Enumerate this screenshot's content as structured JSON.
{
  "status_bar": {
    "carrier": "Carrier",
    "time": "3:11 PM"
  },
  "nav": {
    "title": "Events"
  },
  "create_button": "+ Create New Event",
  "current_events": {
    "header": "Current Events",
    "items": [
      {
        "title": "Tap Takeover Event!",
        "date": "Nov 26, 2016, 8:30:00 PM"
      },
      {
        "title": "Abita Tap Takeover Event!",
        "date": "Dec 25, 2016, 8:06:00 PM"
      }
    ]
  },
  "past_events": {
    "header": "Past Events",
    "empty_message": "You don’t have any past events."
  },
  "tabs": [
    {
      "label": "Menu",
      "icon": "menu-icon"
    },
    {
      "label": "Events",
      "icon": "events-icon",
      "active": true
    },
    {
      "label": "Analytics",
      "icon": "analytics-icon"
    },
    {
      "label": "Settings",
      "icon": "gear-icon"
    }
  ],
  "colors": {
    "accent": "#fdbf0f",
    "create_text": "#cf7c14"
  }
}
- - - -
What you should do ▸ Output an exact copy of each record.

Written answer ▸
Enumerate this screenshot's content as structured JSON.
{
  "status_bar": {
    "carrier": "Carrier",
    "time": "3:11 PM"
  },
  "nav": {
    "title": "Events"
  },
  "create_button": "+ Create New Event",
  "current_events": {
    "header": "Current Events",
    "items": [
      {
        "title": "Tap Takeover Event!",
        "date": "Nov 26, 2016, 8:30:00 PM"
      },
      {
        "title": "Abita Tap Takeover Event!",
        "date": "Dec 25, 2016, 8:06:00 PM"
      }
    ]
  },
  "past_events": {
    "header": "Past Events",
    "empty_message": "You don’t have any past events."
  },
  "tabs": [
    {
      "label": "Menu",
      "icon": "menu-icon"
    },
    {
      "label": "Events",
      "icon": "events-icon",
      "active": true
    },
    {
      "label": "Analytics",
      "icon": "analytics-icon"
    },
    {
      "label": "Settings",
      "icon": "gear-icon"
    }
  ],
  "colors": {
    "accent": "#fdbf0f",
    "create_text": "#cf7c14"
  }
}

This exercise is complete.